(Beginning of SUPPLIED ENTRIES)

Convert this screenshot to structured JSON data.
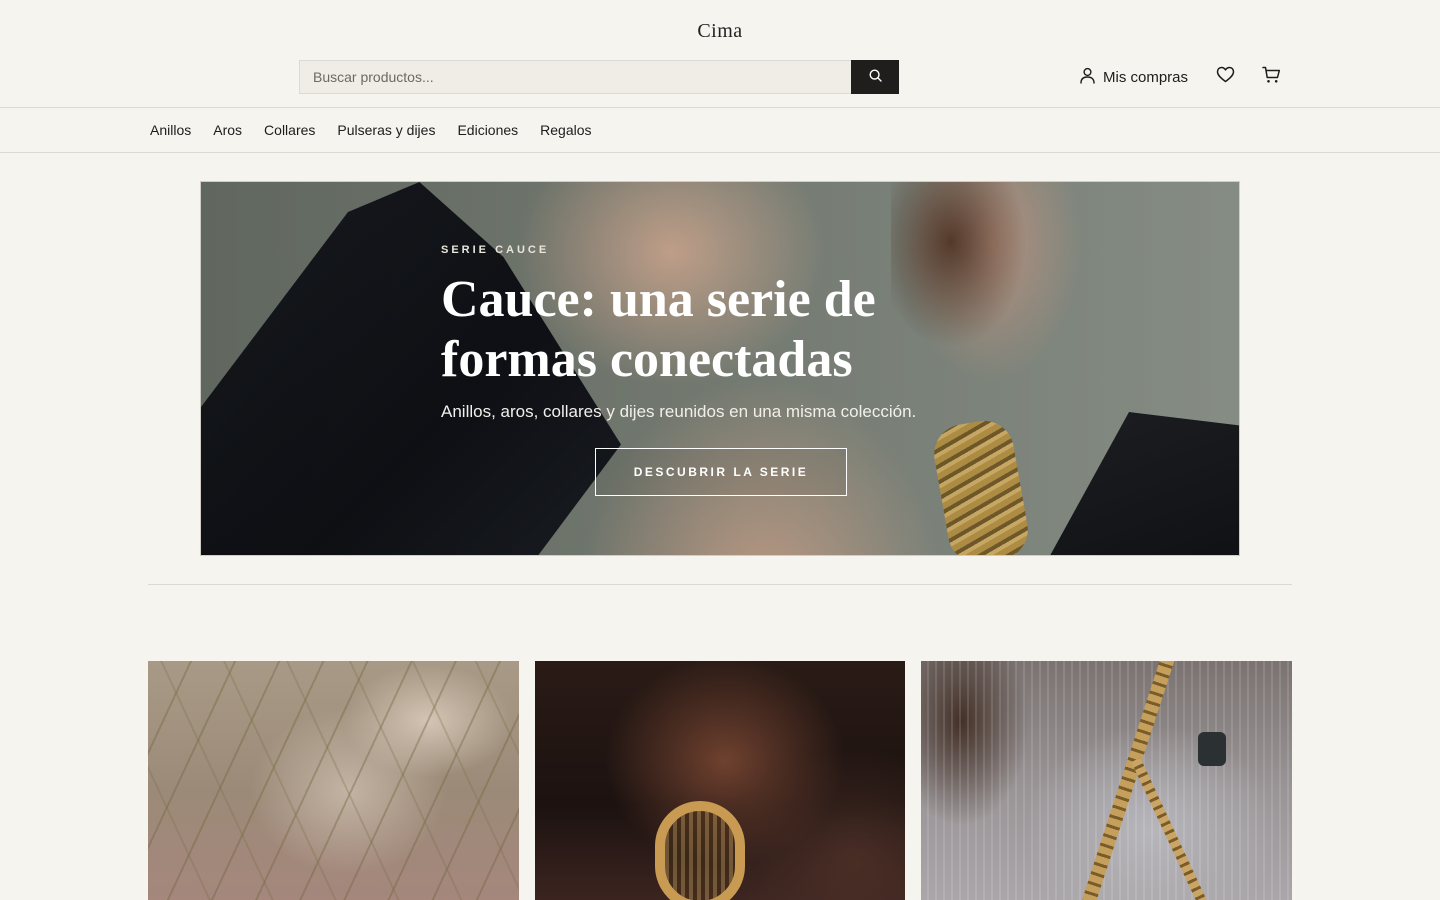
{
  "brand": "Cima",
  "search": {
    "placeholder": "Buscar productos..."
  },
  "account": {
    "label": "Mis compras"
  },
  "nav": {
    "items": [
      "Anillos",
      "Aros",
      "Collares",
      "Pulseras y dijes",
      "Ediciones",
      "Regalos"
    ]
  },
  "hero": {
    "eyebrow": "SERIE CAUCE",
    "title": "Cauce: una serie de formas conectadas",
    "subtitle": "Anillos, aros, collares y dijes reunidos en una misma colección.",
    "cta": "DESCUBRIR LA SERIE"
  },
  "icons": {
    "search": "search-icon",
    "account": "user-icon",
    "wishlist": "heart-icon",
    "cart": "cart-icon"
  },
  "colors": {
    "background": "#f5f4ef",
    "search_button": "#1f1e1c",
    "text": "#1d1d1b"
  }
}
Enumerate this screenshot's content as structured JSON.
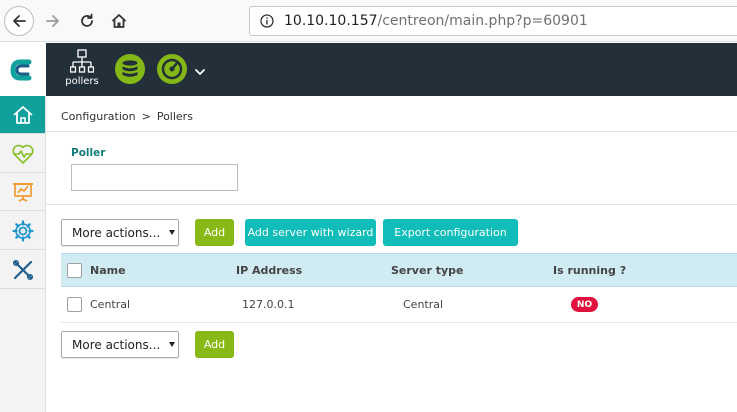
{
  "browser": {
    "url_host": "10.10.10.157",
    "url_path": "/centreon/main.php?p=60901"
  },
  "header": {
    "pollers_label": "pollers"
  },
  "breadcrumb": {
    "parent": "Configuration",
    "separator": ">",
    "current": "Pollers"
  },
  "filter": {
    "label": "Poller",
    "value": ""
  },
  "toolbar": {
    "more_actions_label": "More actions...",
    "add_label": "Add",
    "wizard_label": "Add server with wizard",
    "export_label": "Export configuration"
  },
  "table": {
    "columns": [
      "Name",
      "IP Address",
      "Server type",
      "Is running ?"
    ],
    "rows": [
      {
        "name": "Central",
        "ip": "127.0.0.1",
        "server_type": "Central",
        "is_running": "NO"
      }
    ]
  },
  "colors": {
    "accent": "#10a19d",
    "add_green": "#88b917",
    "teal_button": "#10bdb8",
    "status_no": "#e0113d",
    "header_bg": "#232f39"
  }
}
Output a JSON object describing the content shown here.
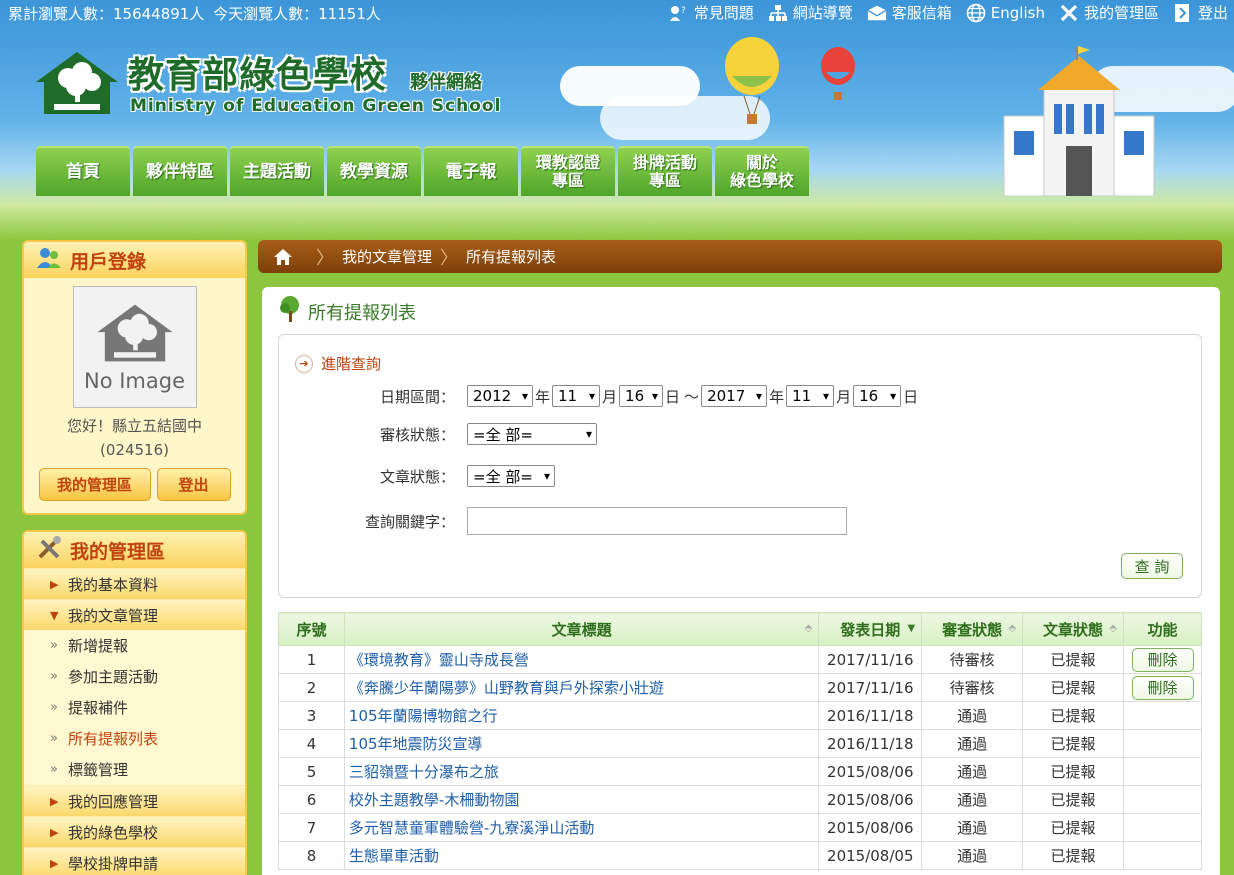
{
  "topbar": {
    "stats_total": "累計瀏覽人數：15644891人",
    "stats_today": "今天瀏覽人數：11151人",
    "links": [
      {
        "label": "常見問題",
        "icon": "question-icon"
      },
      {
        "label": "網站導覽",
        "icon": "sitemap-icon"
      },
      {
        "label": "客服信箱",
        "icon": "mail-icon"
      },
      {
        "label": "English",
        "icon": "globe-icon"
      },
      {
        "label": "我的管理區",
        "icon": "tools-icon"
      },
      {
        "label": "登出",
        "icon": "logout-icon"
      }
    ]
  },
  "header": {
    "title": "教育部綠色學校",
    "subtitle": "夥伴網絡",
    "english": "Ministry of Education Green School",
    "nav": [
      "首頁",
      "夥伴特區",
      "主題活動",
      "教學資源",
      "電子報",
      "環教認證\n專區",
      "掛牌活動\n專區",
      "關於\n綠色學校"
    ]
  },
  "login": {
    "title": "用戶登錄",
    "noimage": "No Image",
    "greeting": "您好！縣立五結國中",
    "code": "(024516)",
    "manage_btn": "我的管理區",
    "logout_btn": "登出"
  },
  "menu": {
    "title": "我的管理區",
    "items": [
      {
        "label": "我的基本資料",
        "tri": "▶"
      },
      {
        "label": "我的文章管理",
        "tri": "▼"
      }
    ],
    "subitems": [
      "新增提報",
      "參加主題活動",
      "提報補件",
      "所有提報列表",
      "標籤管理"
    ],
    "items_after": [
      {
        "label": "我的回應管理",
        "tri": "▶"
      },
      {
        "label": "我的綠色學校",
        "tri": "▶"
      },
      {
        "label": "學校掛牌申請",
        "tri": "▶"
      }
    ]
  },
  "breadcrumb": {
    "item1": "我的文章管理",
    "item2": "所有提報列表"
  },
  "page": {
    "title": "所有提報列表"
  },
  "search": {
    "advanced_label": "進階查詢",
    "date_label": "日期區間：",
    "from": {
      "year": "2012",
      "month": "11",
      "day": "16"
    },
    "to": {
      "year": "2017",
      "month": "11",
      "day": "16"
    },
    "unit_year": "年",
    "unit_month": "月",
    "unit_day": "日",
    "range_sep": "～",
    "review_label": "審核狀態：",
    "review_value": "=全 部=",
    "article_label": "文章狀態：",
    "article_value": "=全 部=",
    "keyword_label": "查詢關鍵字：",
    "keyword_value": "",
    "query_btn": "查 詢"
  },
  "table": {
    "headers": {
      "no": "序號",
      "title": "文章標題",
      "date": "發表日期",
      "review": "審查狀態",
      "status": "文章狀態",
      "func": "功能"
    },
    "delete_label": "刪除",
    "rows": [
      {
        "no": "1",
        "title": "《環境教育》靈山寺成長營",
        "date": "2017/11/16",
        "review": "待審核",
        "status": "已提報",
        "del": true
      },
      {
        "no": "2",
        "title": "《奔騰少年蘭陽夢》山野教育與戶外探索小壯遊",
        "date": "2017/11/16",
        "review": "待審核",
        "status": "已提報",
        "del": true
      },
      {
        "no": "3",
        "title": "105年蘭陽博物館之行",
        "date": "2016/11/18",
        "review": "通過",
        "status": "已提報",
        "del": false
      },
      {
        "no": "4",
        "title": "105年地震防災宣導",
        "date": "2016/11/18",
        "review": "通過",
        "status": "已提報",
        "del": false
      },
      {
        "no": "5",
        "title": "三貂嶺暨十分瀑布之旅",
        "date": "2015/08/06",
        "review": "通過",
        "status": "已提報",
        "del": false
      },
      {
        "no": "6",
        "title": "校外主題教學-木柵動物園",
        "date": "2015/08/06",
        "review": "通過",
        "status": "已提報",
        "del": false
      },
      {
        "no": "7",
        "title": "多元智慧童軍體驗營-九寮溪淨山活動",
        "date": "2015/08/06",
        "review": "通過",
        "status": "已提報",
        "del": false
      },
      {
        "no": "8",
        "title": "生態單車活動",
        "date": "2015/08/05",
        "review": "通過",
        "status": "已提報",
        "del": false
      }
    ]
  }
}
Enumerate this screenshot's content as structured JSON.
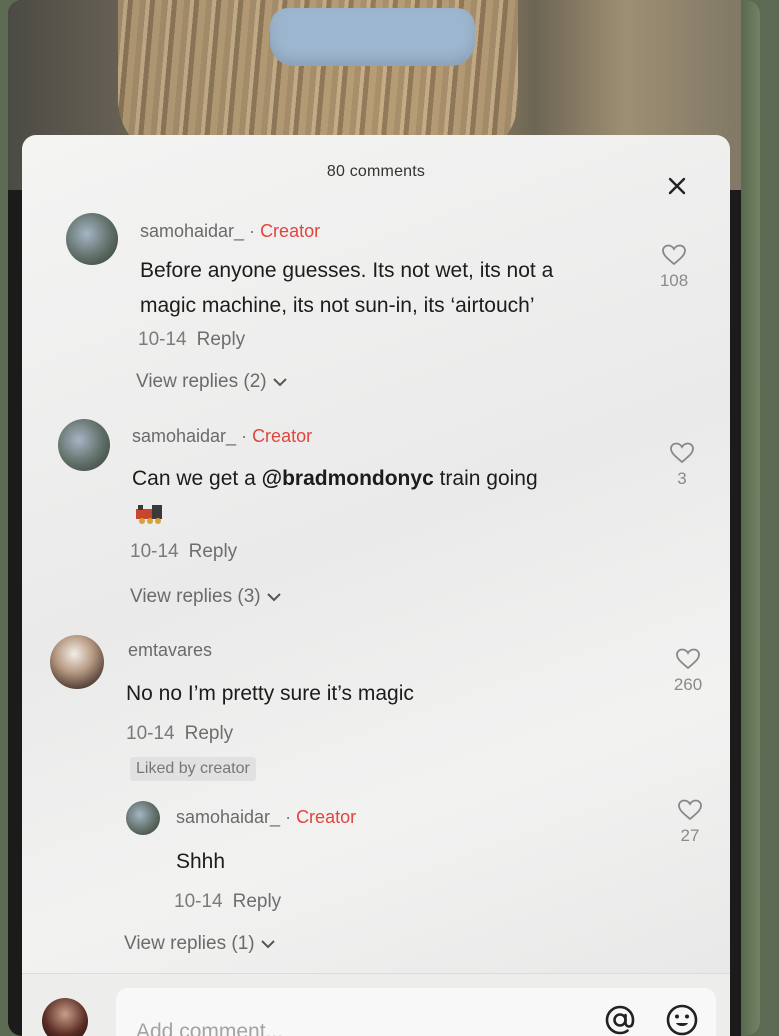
{
  "sheet": {
    "count": "80 comments"
  },
  "comments": [
    {
      "username": "samohaidar_",
      "sep": " · ",
      "badge": "Creator",
      "lines": [
        "Before anyone guesses. Its not wet, its not a",
        "magic machine, its not sun-in, its ‘airtouch’"
      ],
      "date": "10-14",
      "reply": "Reply",
      "view_replies": "View replies (2)",
      "likes": "108"
    },
    {
      "username": "samohaidar_",
      "sep": " · ",
      "badge": "Creator",
      "text_before": "Can we get a ",
      "mention": "@bradmondonyc",
      "text_after": " train going",
      "emoji": "locomotive-emoji",
      "date": "10-14",
      "reply": "Reply",
      "view_replies": "View replies (3)",
      "likes": "3"
    },
    {
      "username": "emtavares",
      "text": "No no I’m pretty sure it’s magic",
      "date": "10-14",
      "reply": "Reply",
      "liked_by": "Liked by creator",
      "likes": "260",
      "nested": {
        "username": "samohaidar_",
        "sep": " · ",
        "badge": "Creator",
        "text": "Shhh",
        "date": "10-14",
        "reply": "Reply",
        "likes": "27"
      },
      "view_replies": "View replies (1)"
    }
  ],
  "input": {
    "placeholder": "Add comment...",
    "mention_icon": "at-icon",
    "emoji_icon": "emoji-icon"
  },
  "colors": {
    "creator": "#e0453e",
    "sheet": "#f4f4f3"
  }
}
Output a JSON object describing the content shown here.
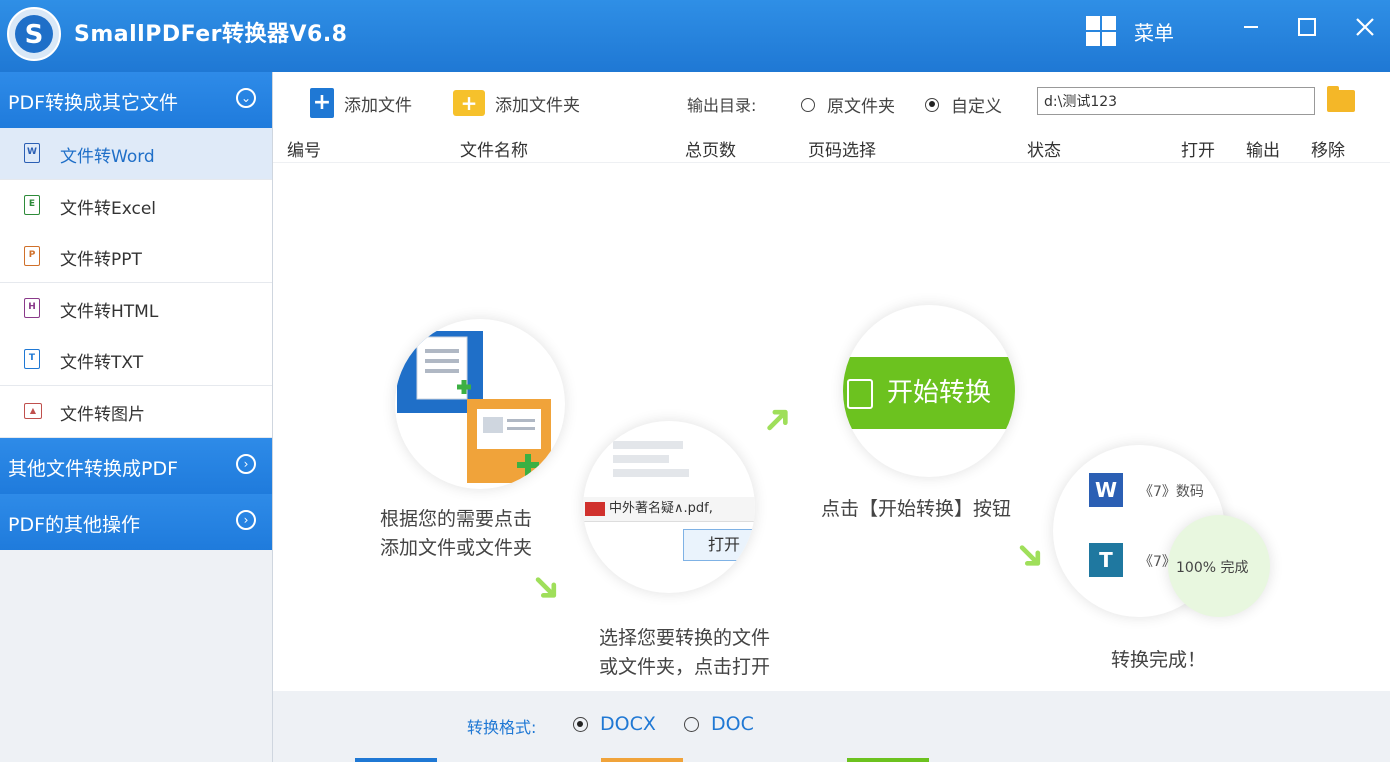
{
  "app": {
    "title": "SmallPDFer转换器V6.8",
    "menu_label": "菜单"
  },
  "sidebar": {
    "section_pdf_to_other": "PDF转换成其它文件",
    "items": [
      {
        "label": "文件转Word",
        "icon": "word-file-icon",
        "glyph": "W"
      },
      {
        "label": "文件转Excel",
        "icon": "excel-file-icon",
        "glyph": "E"
      },
      {
        "label": "文件转PPT",
        "icon": "ppt-file-icon",
        "glyph": "P"
      },
      {
        "label": "文件转HTML",
        "icon": "html-file-icon",
        "glyph": "H"
      },
      {
        "label": "文件转TXT",
        "icon": "txt-file-icon",
        "glyph": "T"
      },
      {
        "label": "文件转图片",
        "icon": "image-file-icon",
        "glyph": "▲"
      }
    ],
    "section_other_to_pdf": "其他文件转换成PDF",
    "section_pdf_ops": "PDF的其他操作"
  },
  "toolbar": {
    "add_file": "添加文件",
    "add_folder": "添加文件夹",
    "output_label": "输出目录:",
    "radio_original": "原文件夹",
    "radio_custom": "自定义",
    "path_value": "d:\\测试123"
  },
  "table": {
    "headers": [
      "编号",
      "文件名称",
      "总页数",
      "页码选择",
      "状态",
      "打开",
      "输出",
      "移除"
    ]
  },
  "guide": {
    "step1_line1": "根据您的需要点击",
    "step1_line2": "添加文件或文件夹",
    "step2_line1": "选择您要转换的文件",
    "step2_line2": "或文件夹，点击打开",
    "step2_file": "中外著名疑∧.pdf,",
    "step2_open": "打开",
    "step3_text": "点击【开始转换】按钮",
    "step3_button": "开始转换",
    "step4_text": "转换完成！",
    "step4_row1": "《7》数码",
    "step4_row2": "《7》",
    "step4_progress": "100% 完成"
  },
  "bottom": {
    "format_label": "转换格式:",
    "opt_docx": "DOCX",
    "opt_doc": "DOC"
  },
  "colors": {
    "brand": "#1f78d4",
    "accent_green": "#6cc21f",
    "folder": "#f4b728"
  }
}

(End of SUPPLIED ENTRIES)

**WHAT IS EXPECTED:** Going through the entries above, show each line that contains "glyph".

**RESPONSE AREA:**
        "glyph": "W"
        "glyph": "E"
        "glyph": "P"
        "glyph": "H"
        "glyph": "T"
        "glyph": "▲"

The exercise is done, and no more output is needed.